Is there a street in London which does not contain a story from the Empire? Immigrants made London; and they keep remaking it in a thousand different ways. This is an entirely new map of a city everybody thinks they already know.
'One of the best books on the many diverse migrations to London . . . revealing the extent to which the diversity of immigrant origins has had transformative effects - through food, music, diverse types of knowledge and so much more. The book is difficult to put it down'
Saskia Sassen, The Robert S. Lynd Professor of Sociology, Columbia University, New York
'The ultimate book about Great Britain's capital'
'One of the best books of the year! . . . This is a book about what a city is and can be'
Is there a street in London which does not contain a story from the Empire? Immigrants made London; and they keep remaking it in a thousand different ways. Nazneen Khan-Ostrem has drawn a wonderful new map of a city that everyone thought they already knew.
She travels around the city, meeting the very people who have created a truly unique metropolis, and shows how London's incredible development is directly attributable to the many different groups of immigrants who arrived after the Second World War, in part due to the Nationality Act of 1948. Her book reveals the historical, cultural and political changes within those communities which have fundamentally transformed the city, and which have rarely been considered alongside each other.
Nazneen Khan-Ostrem has a cosmopolitan background herself, being a British, Muslim, Asian woman, born in Nairobi and raised in the UK and Norway, which has helped her in unravelling the city's rich immigrant history and its constant ongoing evolution.
Drawing on London's rich literature and its musical heritage, she has created an intricate portrait of a strikingly multi-faceted metropolis. Based on extensive research, particularly into aspects not generally covered in the wide array of existing books on the city, London manages to capture the city's enticing complexity and its ruthless vitality.
This celebration of London's diverse immigrant communities is timely in the light of the societal fault lines exposed by the Covid-19 pandemic and Brexit. It is a sensitive and insightful book that has a great deal to say to Londoners as well as to Britain as a whole.
Nazneen Khan-Ostrem has written the ultimate book about Great Britain's capital. - Dagbladet
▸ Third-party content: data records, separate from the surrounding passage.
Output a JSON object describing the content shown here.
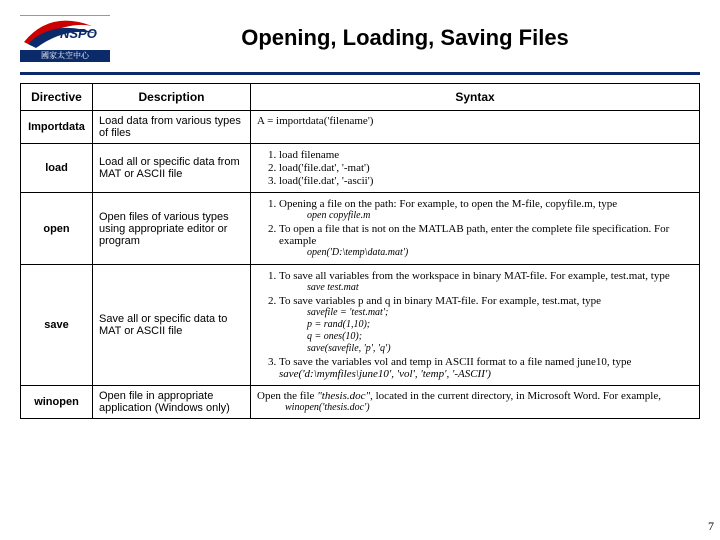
{
  "header": {
    "logo_text_top": "NSPO",
    "logo_text_bottom": "國家太空中心",
    "title": "Opening, Loading, Saving Files"
  },
  "table": {
    "headers": {
      "c1": "Directive",
      "c2": "Description",
      "c3": "Syntax"
    },
    "rows": {
      "importdata": {
        "directive": "Importdata",
        "desc": "Load data from various types of files",
        "syntax": "A = importdata('filename')"
      },
      "load": {
        "directive": "load",
        "desc": "Load all or specific data from MAT or ASCII file",
        "items": [
          "load filename",
          "load('file.dat', '-mat')",
          "load('file.dat', '-ascii')"
        ]
      },
      "open": {
        "directive": "open",
        "desc": "Open files of various types using appropriate editor or program",
        "item1_text": "Opening a file on the path: For example, to open the M-file, copyfile.m, type",
        "item1_example": "open copyfile.m",
        "item2_text": "To open a file that is not on the MATLAB path, enter the complete file specification. For example",
        "item2_example": "open('D:\\temp\\data.mat')"
      },
      "save": {
        "directive": "save",
        "desc": "Save all or specific data to MAT or ASCII file",
        "item1_text": "To save all variables from the workspace in binary MAT-file. For example, test.mat, type",
        "item1_example": "save test.mat",
        "item2_text": "To save variables p and q in binary MAT-file. For example, test.mat, type",
        "item2_example_lines": [
          "savefile = 'test.mat';",
          "p = rand(1,10);",
          "q = ones(10);",
          "save(savefile, 'p', 'q')"
        ],
        "item3_text": "To save the variables vol and temp in ASCII format to a file named june10, type ",
        "item3_code": "save('d:\\mymfiles\\june10', 'vol', 'temp', '-ASCII')"
      },
      "winopen": {
        "directive": "winopen",
        "desc": "Open file in appropriate application (Windows only)",
        "text_a": "Open the file ",
        "text_quoted": "\"thesis.doc\"",
        "text_b": ", located in the current directory, in Microsoft Word. For example,",
        "example": "winopen('thesis.doc')"
      }
    }
  },
  "page_number": "7"
}
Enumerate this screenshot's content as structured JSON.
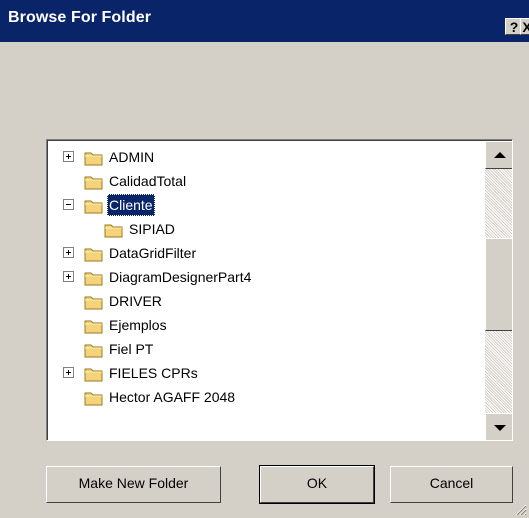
{
  "window": {
    "title": "Browse For Folder",
    "help_label": "?",
    "close_label": "X"
  },
  "tree": {
    "items": [
      {
        "label": "ADMIN",
        "expander": "plus",
        "level": 0,
        "selected": false
      },
      {
        "label": "CalidadTotal",
        "expander": "none",
        "level": 0,
        "selected": false
      },
      {
        "label": "Cliente",
        "expander": "minus",
        "level": 0,
        "selected": true
      },
      {
        "label": "SIPIAD",
        "expander": "none",
        "level": 1,
        "selected": false
      },
      {
        "label": "DataGridFilter",
        "expander": "plus",
        "level": 0,
        "selected": false
      },
      {
        "label": "DiagramDesignerPart4",
        "expander": "plus",
        "level": 0,
        "selected": false
      },
      {
        "label": "DRIVER",
        "expander": "none",
        "level": 0,
        "selected": false
      },
      {
        "label": "Ejemplos",
        "expander": "none",
        "level": 0,
        "selected": false
      },
      {
        "label": "Fiel PT",
        "expander": "none",
        "level": 0,
        "selected": false
      },
      {
        "label": "FIELES CPRs",
        "expander": "plus",
        "level": 0,
        "selected": false
      },
      {
        "label": "Hector AGAFF 2048",
        "expander": "none",
        "level": 0,
        "selected": false
      }
    ]
  },
  "scrollbar": {
    "position_fraction": 0.35,
    "visible_fraction": 0.4
  },
  "buttons": {
    "make_new_folder": "Make New Folder",
    "ok": "OK",
    "cancel": "Cancel"
  },
  "colors": {
    "title_bar": "#0a246a",
    "face": "#d4d0c8",
    "selection": "#0a246a",
    "folder": "#f5d37a"
  }
}
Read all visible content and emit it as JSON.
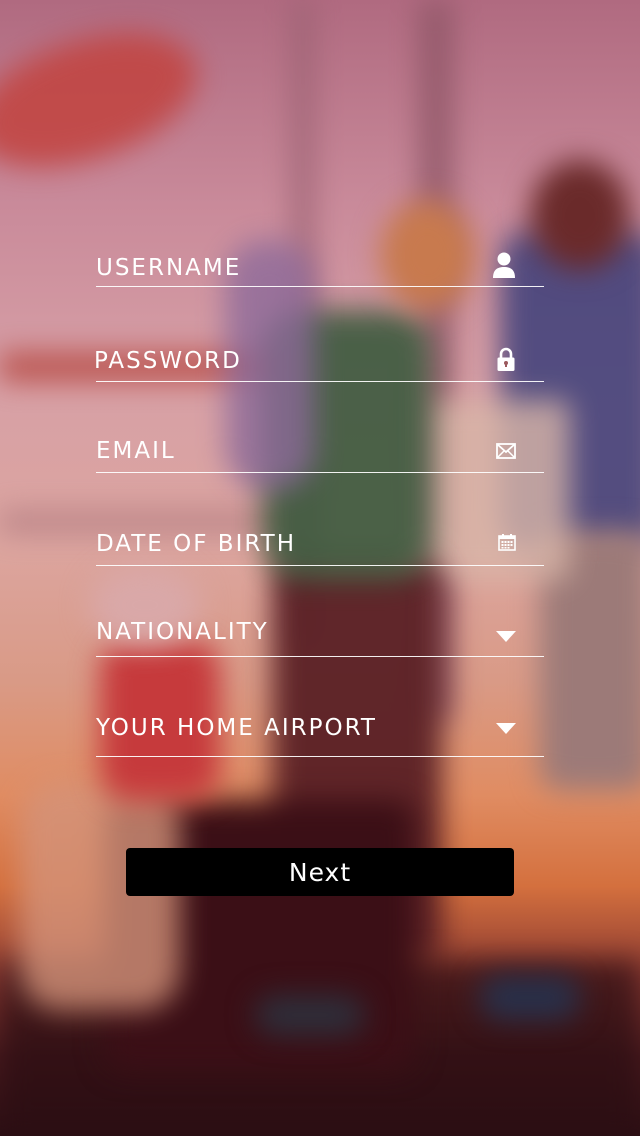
{
  "form": {
    "fields": [
      {
        "label": "USERNAME",
        "icon": "user-icon",
        "type": "text"
      },
      {
        "label": "PASSWORD",
        "icon": "lock-icon",
        "type": "password"
      },
      {
        "label": "EMAIL",
        "icon": "envelope-icon",
        "type": "email"
      },
      {
        "label": "DATE OF BIRTH",
        "icon": "calendar-icon",
        "type": "date"
      },
      {
        "label": "NATIONALITY",
        "icon": "chevron-down-icon",
        "type": "select"
      },
      {
        "label": "YOUR HOME AIRPORT",
        "icon": "chevron-down-icon",
        "type": "select"
      }
    ],
    "next_label": "Next"
  },
  "colors": {
    "text": "#ffffff",
    "underline": "#ffffff",
    "button_bg": "#000000",
    "button_text": "#ffffff"
  }
}
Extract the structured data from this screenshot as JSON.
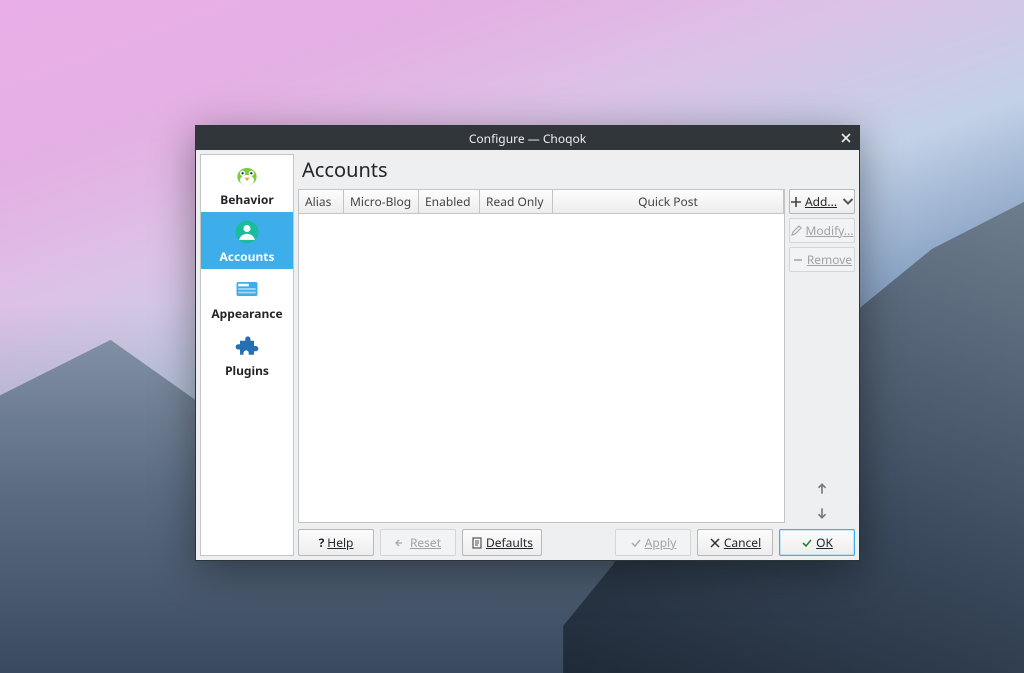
{
  "window": {
    "title": "Configure — Choqok"
  },
  "sidebar": {
    "items": [
      {
        "label": "Behavior"
      },
      {
        "label": "Accounts"
      },
      {
        "label": "Appearance"
      },
      {
        "label": "Plugins"
      }
    ],
    "selected_index": 1
  },
  "page": {
    "title": "Accounts"
  },
  "table": {
    "columns": {
      "alias": "Alias",
      "microblog": "Micro-Blog",
      "enabled": "Enabled",
      "readonly": "Read Only",
      "quickpost": "Quick Post"
    },
    "rows": []
  },
  "side_buttons": {
    "add": "Add...",
    "modify": "Modify...",
    "remove": "Remove"
  },
  "footer": {
    "help": "Help",
    "reset": "Reset",
    "defaults": "Defaults",
    "apply": "Apply",
    "cancel": "Cancel",
    "ok": "OK"
  }
}
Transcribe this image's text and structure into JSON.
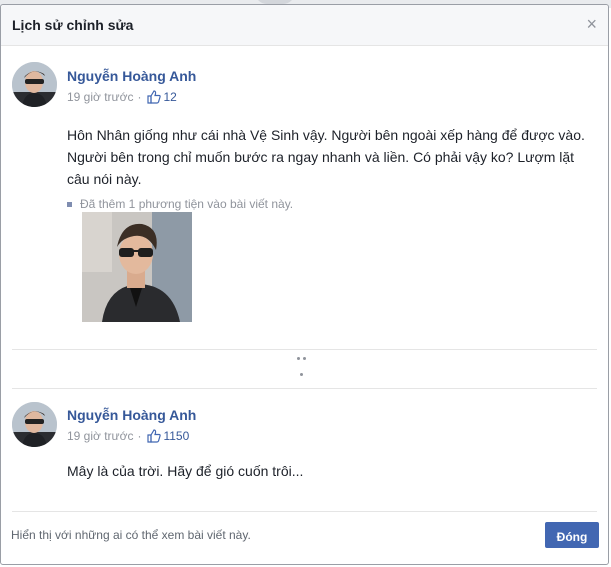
{
  "dialog": {
    "title": "Lịch sử chỉnh sửa",
    "close_icon": "×"
  },
  "posts": [
    {
      "author": "Nguyễn Hoàng Anh",
      "time": "19 giờ trước",
      "separator": "·",
      "likes": "12",
      "text": "Hôn Nhân giống như cái nhà Vệ Sinh vậy. Người bên ngoài xếp hàng để được vào. Người bên trong chỉ muốn bước ra ngay nhanh và liền. Có phải vậy ko? Lượm lặt câu nói này.",
      "media_note": "Đã thêm 1 phương tiện vào bài viết này."
    },
    {
      "author": "Nguyễn Hoàng Anh",
      "time": "19 giờ trước",
      "separator": "·",
      "likes": "1150",
      "text": "Mây là của trời. Hãy để gió cuốn trôi..."
    }
  ],
  "footer": {
    "visibility_text": "Hiển thị với những ai có thể xem bài viết này.",
    "close_button": "Đóng"
  },
  "colors": {
    "link": "#365899",
    "button": "#4267b2",
    "meta": "#90949c"
  }
}
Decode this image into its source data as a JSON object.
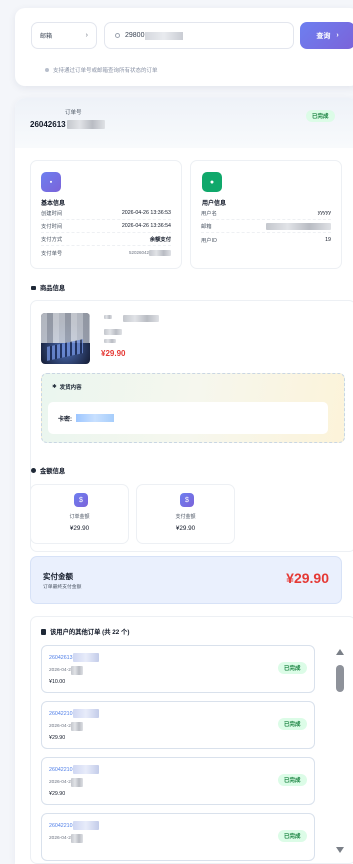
{
  "search": {
    "type_label": "邮箱",
    "input_value": "29800",
    "button_label": "查询",
    "hint": "支持通过订单号或邮箱查询所有状态的订单"
  },
  "order": {
    "label": "订单号",
    "number": "26042613",
    "status": "已完成"
  },
  "basic_info": {
    "title": "基本信息",
    "rows": [
      {
        "label": "创建时间",
        "value": "2026-04-26 13:36:53"
      },
      {
        "label": "支付时间",
        "value": "2026-04-26 13:36:54"
      },
      {
        "label": "支付方式",
        "value": "余额支付"
      },
      {
        "label": "支付单号",
        "value": "52026042"
      }
    ]
  },
  "user_info": {
    "title": "用户信息",
    "rows": [
      {
        "label": "用户名",
        "value": "yyyyy"
      },
      {
        "label": "邮箱",
        "value": ""
      },
      {
        "label": "用户ID",
        "value": "19"
      }
    ]
  },
  "product": {
    "section_title": "商品信息",
    "price": "¥29.90",
    "delivery_title": "发货内容",
    "card_key_label": "卡密:"
  },
  "amounts": {
    "section_title": "金额信息",
    "order_amount_label": "订单金额",
    "order_amount": "¥29.90",
    "pay_amount_label": "支付金额",
    "pay_amount": "¥29.90"
  },
  "paid": {
    "title": "实付金额",
    "subtitle": "订单最终支付金额",
    "amount": "¥29.90"
  },
  "other_orders": {
    "title": "该用户的其他订单 (共 22 个)",
    "items": [
      {
        "no": "26042613",
        "date": "2026-04-2",
        "price": "¥10.00",
        "status": "已完成"
      },
      {
        "no": "26042210",
        "date": "2026-04-2",
        "price": "¥29.90",
        "status": "已完成"
      },
      {
        "no": "26042210",
        "date": "2026-04-2",
        "price": "¥29.90",
        "status": "已完成"
      },
      {
        "no": "26042210",
        "date": "2026-04-2",
        "price": "",
        "status": "已完成"
      }
    ]
  },
  "colors": {
    "accent": "#6d7ff0",
    "price_red": "#e53935",
    "success_bg": "#dcfce7",
    "success_text": "#15803d"
  }
}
One of the best books of the year! London is a book that got me to dread going to sleep and look forward to waking up to continue reading. When the last page is read, it feels like I have read a book that is not just about London, but about the nature of the city itself. This is a book about what a city is and can be: a kind of organism consisting of many conflicting interests and religions, of food and music, dance and prayer. - Aftenposten
Nazneen Khan-Ostrem has written one of the best books on the many diverse migrations to London. We all know by now that London, Paris, New York, and other major cities are destinations for immigrants coming from a vast mix of countries. What is less known is the extent to which the diversity of immigrant origins has actually had transformative effects in these powerful cities - through food, music, diverse types of knowledge and so much more. The book is difficult to put it down - I started reading it at 7.00 p.m. and did not stop until 10 hours later.
NAZNEEN KHAN-OSTREM was born in Nairobi and is a Kenyan Asian of Pashtun descent. Raised in the UK and Norway, and still a British citizen, she has worked as a television presenter for NRK and an arts journalist for the Norwegian broadsheet Aftenposten. Nazneen graduated from the London School of Economics with a MSc in International Relations in 2000 and started working as an assistant professor in Journalism at Oslo Metropolitan University. Her first book, My Holy War, about Islam and identity, was published in 2005; and in 2007 she was selected for the Edward R. Murrow Exchange Program in Journalism by the US State Department. Nazneen joined Norwegian publisher Aschehoug as a commissioning editor in 2011 and is now a staff commentator at Aftenposten.